Most people hearing the term „endangered species” think of grizzly bears, manatees or whales rather than small wildlife animals. Although many of these small creatures are unknown to us, they are important parts of our ecosystem. While seeing them slowly disappear is tragic, their losses will also cause a ripple through the ecosystem impacting others.
I started painting murals of endangered species in the Bay Area to celebrate these threatened animals and plants, which live in our region and are headed extinction. In the beginning I painted butterfly murals, depicting the Lange's Metalmark, the Callippe Silverspot, and the Monarch Butterfly to spread awareness. I recently added endangered reptiles like the California Red-Legged Frog and the California Tiger Salamander to my Public Art Collection. So far, I painted nine utility boxes all around the Bay Area. My series will continue with four more boxes completing the endangered species list with birds and mammals like the Northern Spotted Owl and the San Joaquin Kit Fox next year.
I think the first step to protect endangered species is learning about the wildlife near you.

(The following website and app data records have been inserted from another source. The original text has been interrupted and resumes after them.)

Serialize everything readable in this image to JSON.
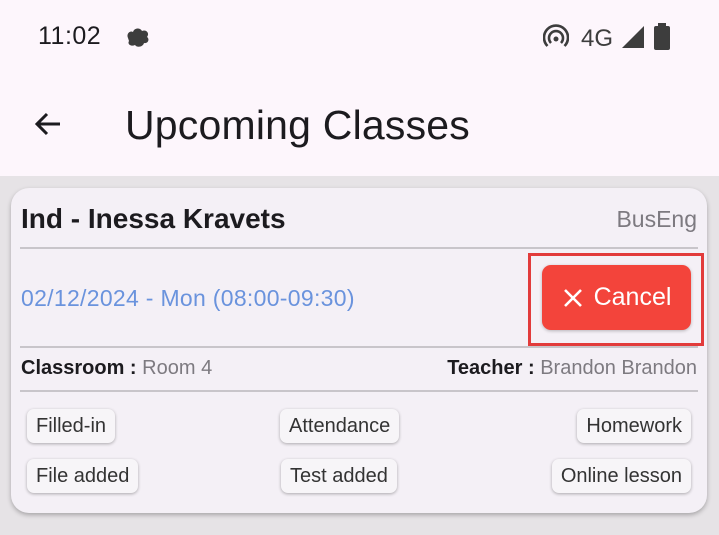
{
  "status_bar": {
    "time": "11:02",
    "network": "4G",
    "icons": [
      "notification-creature-icon",
      "hotspot-icon",
      "signal-icon",
      "battery-icon"
    ]
  },
  "app_bar": {
    "back_icon": "arrow-left-icon",
    "title": "Upcoming Classes"
  },
  "class_card": {
    "title": "Ind - Inessa Kravets",
    "subject": "BusEng",
    "date_time": "02/12/2024 - Mon (08:00-09:30)",
    "cancel_label": "Cancel",
    "cancel_icon": "close-icon",
    "classroom_label": "Classroom : ",
    "classroom_value": "Room 4",
    "teacher_label": "Teacher : ",
    "teacher_value": "Brandon Brandon",
    "tags": [
      "Filled-in",
      "Attendance",
      "Homework",
      "File added",
      "Test added",
      "Online lesson"
    ]
  },
  "colors": {
    "accent_blue": "#6a93dd",
    "cancel_red": "#f3443b",
    "highlight_red": "#e23b3b",
    "background": "#fdf6fc",
    "card": "#f4f0f6"
  }
}
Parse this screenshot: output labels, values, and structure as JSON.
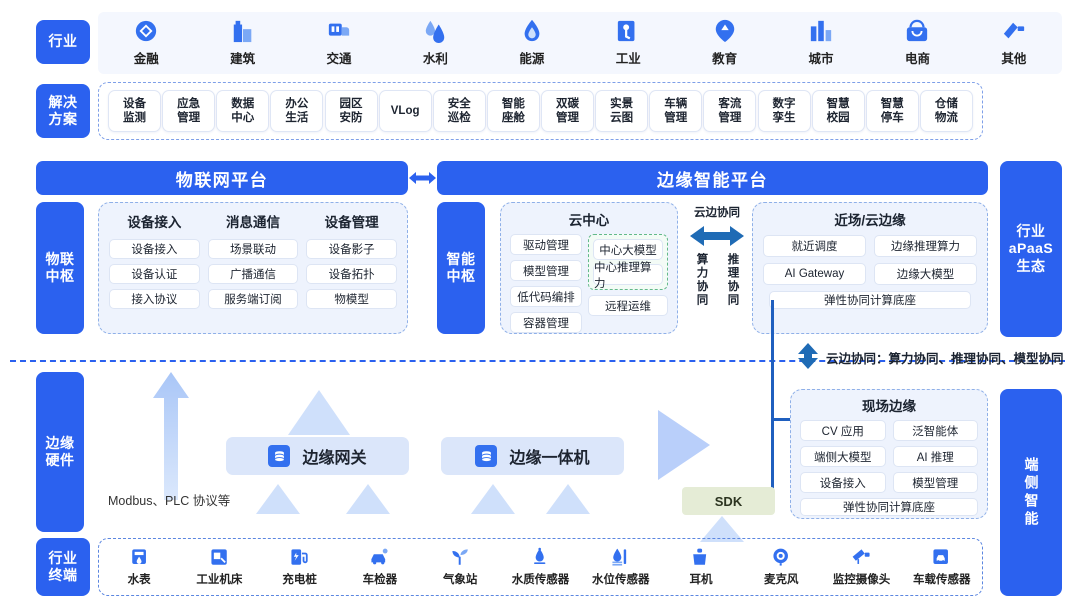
{
  "side_labels": {
    "industry": "行业",
    "solution": "解决\n方案",
    "iot_hub": "物联\n中枢",
    "ai_hub": "智能\n中枢",
    "edge_hardware": "边缘\n硬件",
    "industry_terminal": "行业\n终端",
    "apaas_ecosystem": "行业\naPaaS\n生态",
    "device_intelligence": "端侧智能"
  },
  "industry": {
    "items": [
      {
        "label": "金融",
        "icon": "finance-icon"
      },
      {
        "label": "建筑",
        "icon": "building-icon"
      },
      {
        "label": "交通",
        "icon": "transport-icon"
      },
      {
        "label": "水利",
        "icon": "water-icon"
      },
      {
        "label": "能源",
        "icon": "energy-icon"
      },
      {
        "label": "工业",
        "icon": "industry-icon"
      },
      {
        "label": "教育",
        "icon": "education-icon"
      },
      {
        "label": "城市",
        "icon": "city-icon"
      },
      {
        "label": "电商",
        "icon": "ecommerce-icon"
      },
      {
        "label": "其他",
        "icon": "other-icon"
      }
    ]
  },
  "solutions": {
    "items": [
      "设备\n监测",
      "应急\n管理",
      "数据\n中心",
      "办公\n生活",
      "园区\n安防",
      "VLog",
      "安全\n巡检",
      "智能\n座舱",
      "双碳\n管理",
      "实景\n云图",
      "车辆\n管理",
      "客流\n管理",
      "数字\n孪生",
      "智慧\n校园",
      "智慧\n停车",
      "仓储\n物流"
    ]
  },
  "platforms": {
    "iot": "物联网平台",
    "edge": "边缘智能平台"
  },
  "iot_hub": {
    "columns": [
      {
        "title": "设备接入",
        "items": [
          "设备接入",
          "设备认证",
          "接入协议"
        ]
      },
      {
        "title": "消息通信",
        "items": [
          "场景联动",
          "广播通信",
          "服务端订阅"
        ]
      },
      {
        "title": "设备管理",
        "items": [
          "设备影子",
          "设备拓扑",
          "物模型"
        ]
      }
    ]
  },
  "cloud_center": {
    "title": "云中心",
    "left_items": [
      "驱动管理",
      "模型管理",
      "低代码编排",
      "容器管理"
    ],
    "highlight_items": [
      "中心大模型",
      "中心推理算力"
    ],
    "right_items": [
      "远程运维"
    ]
  },
  "coordination": {
    "header": "云边协同",
    "vertical_left": "算力协同",
    "vertical_right": "推理协同",
    "caption": "云边协同：算力协同、推理协同、模型协同"
  },
  "near_field": {
    "title": "近场/云边缘",
    "rows": [
      [
        "就近调度",
        "边缘推理算力"
      ],
      [
        "AI Gateway",
        "边缘大模型"
      ]
    ],
    "full_row": "弹性协同计算底座"
  },
  "field_edge": {
    "title": "现场边缘",
    "rows": [
      [
        "CV 应用",
        "泛智能体"
      ],
      [
        "端侧大模型",
        "AI 推理"
      ],
      [
        "设备接入",
        "模型管理"
      ]
    ],
    "full_row": "弹性协同计算底座"
  },
  "edge_hardware": {
    "gateway": "边缘网关",
    "all_in_one": "边缘一体机",
    "protocol_note": "Modbus、PLC 协议等",
    "sdk": "SDK"
  },
  "terminals": {
    "items": [
      {
        "label": "水表",
        "icon": "water-meter-icon"
      },
      {
        "label": "工业机床",
        "icon": "machine-tool-icon"
      },
      {
        "label": "充电桩",
        "icon": "charging-pile-icon"
      },
      {
        "label": "车检器",
        "icon": "vehicle-detector-icon"
      },
      {
        "label": "气象站",
        "icon": "weather-station-icon"
      },
      {
        "label": "水质传感器",
        "icon": "water-quality-sensor-icon"
      },
      {
        "label": "水位传感器",
        "icon": "water-level-sensor-icon"
      },
      {
        "label": "耳机",
        "icon": "headphone-icon"
      },
      {
        "label": "麦克风",
        "icon": "microphone-icon"
      },
      {
        "label": "监控摄像头",
        "icon": "cctv-camera-icon"
      },
      {
        "label": "车载传感器",
        "icon": "vehicle-sensor-icon"
      }
    ]
  },
  "colors": {
    "primary_blue": "#2b61ef",
    "icon_blue": "#3370ef",
    "light_panel": "#eef3fd",
    "row_bg": "#f4f7fe",
    "cell_border": "#dde5f4",
    "dashed_border": "#8fb0e8",
    "green_accent": "#63b98a",
    "sdk_bg": "#e5ecd6",
    "arrow_blue": "#1f5fbf"
  }
}
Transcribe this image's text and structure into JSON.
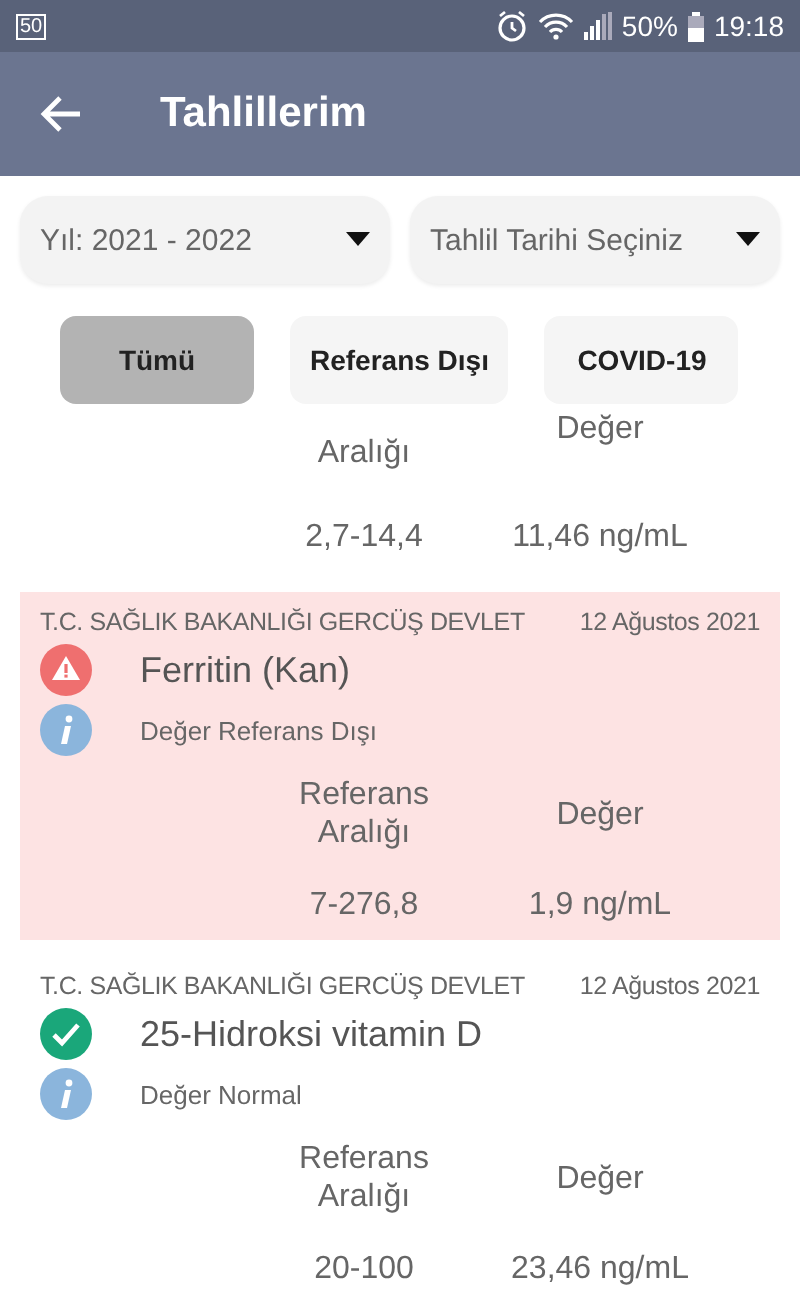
{
  "status_bar": {
    "badge": "50",
    "battery": "50%",
    "time": "19:18"
  },
  "app_bar": {
    "title": "Tahlillerim"
  },
  "filters": [
    {
      "value": "Yıl: 2021 - 2022"
    },
    {
      "value": "Tahlil Tarihi Seçiniz"
    }
  ],
  "chips": [
    {
      "label": "Tümü",
      "selected": true
    },
    {
      "label": "Referans Dışı",
      "selected": false
    },
    {
      "label": "COVID-19",
      "selected": false
    }
  ],
  "results": [
    {
      "kind": "partial",
      "range_label": "Aralığı",
      "value_label": "Değer",
      "range": "2,7-14,4",
      "value": "11,46 ng/mL"
    },
    {
      "kind": "card",
      "institution": "T.C. SAĞLIK BAKANLIĞI GERCÜŞ DEVLET",
      "date": "12 Ağustos 2021",
      "test": "Ferritin (Kan)",
      "out_of_range": true,
      "status_text": "Değer Referans Dışı",
      "range_label": "Referans Aralığı",
      "value_label": "Değer",
      "range": "7-276,8",
      "value": "1,9 ng/mL"
    },
    {
      "kind": "card",
      "institution": "T.C. SAĞLIK BAKANLIĞI GERCÜŞ DEVLET",
      "date": "12 Ağustos 2021",
      "test": "25-Hidroksi vitamin D",
      "out_of_range": false,
      "status_text": "Değer Normal",
      "range_label": "Referans Aralığı",
      "value_label": "Değer",
      "range": "20-100",
      "value": "23,46 ng/mL"
    }
  ]
}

For my research on the Tri-Valley area, I visited the Callippe Preserve in Pleasanton. You can discover many native animals and plants on their 3.75-mile long trail, which also offers spectacular views. I was eager to hear how hard the golf course is working to protect these endangered and threatened animals. They have many areas designated for the Callippe Silverspot Butterfly habitats, that also includes the habitat of the California Red-Legged Frog and the California Tiger Salamander.
The California Red-Legged Frog is a rare species of frog found almost exclusively in the state of California. It became famous for being the frog featured in Mark Twain's short story “The Celebrated Jumping Frog of Calaveras County.” Today, the California Red-Legged Frog is on the endangered species list, because it is threatened by invasive species and habitat loss. In 2015, a new law designates the California Red-Legged Frog the “State Amphibian.”
The California Tiger Salamander is also a very vulnerable amphibian native to California. With its wide mouth charmingly outlined, the California Tiger Salamander always looks like it is smiling. But this beautiful amphibian is extremely rare now, since his habitats like vernal pools, grasslands, and oak woodlands are disappearing more and more.
Scientists say the greatest threat, that these species face is the destruction of their habitat. Therefore, the best way to ensure the survival of endangered animals is to protect the places where they find food, shelter and raise their young. You can support and help protect open spaces in your community. Make your backyard wildlife friendly by seeding native plants, which provide food and shelter. It is important to use alternatives to pesticides and herbicides. Many amphibians are particularly vulnerable to the chemical pollutants. Pesticides and herbicides can take a long time to degrade and build up in the soil. Especially amphibians like the California Red-Legged Frog and the Tiger Salamander suffer as a result of the high levels of chemical pollutants in their habitat. But also predators such as hawks, owls, foxes and coyotes can be harmed if they eat poisoned animals. The cycle continues in the food chain and brings numerous negative effects on the environment and on the ecosystem. If these species are wiped out, their losses will also affect other animals, which depend on them as food supply and the cycle of extinction will continue.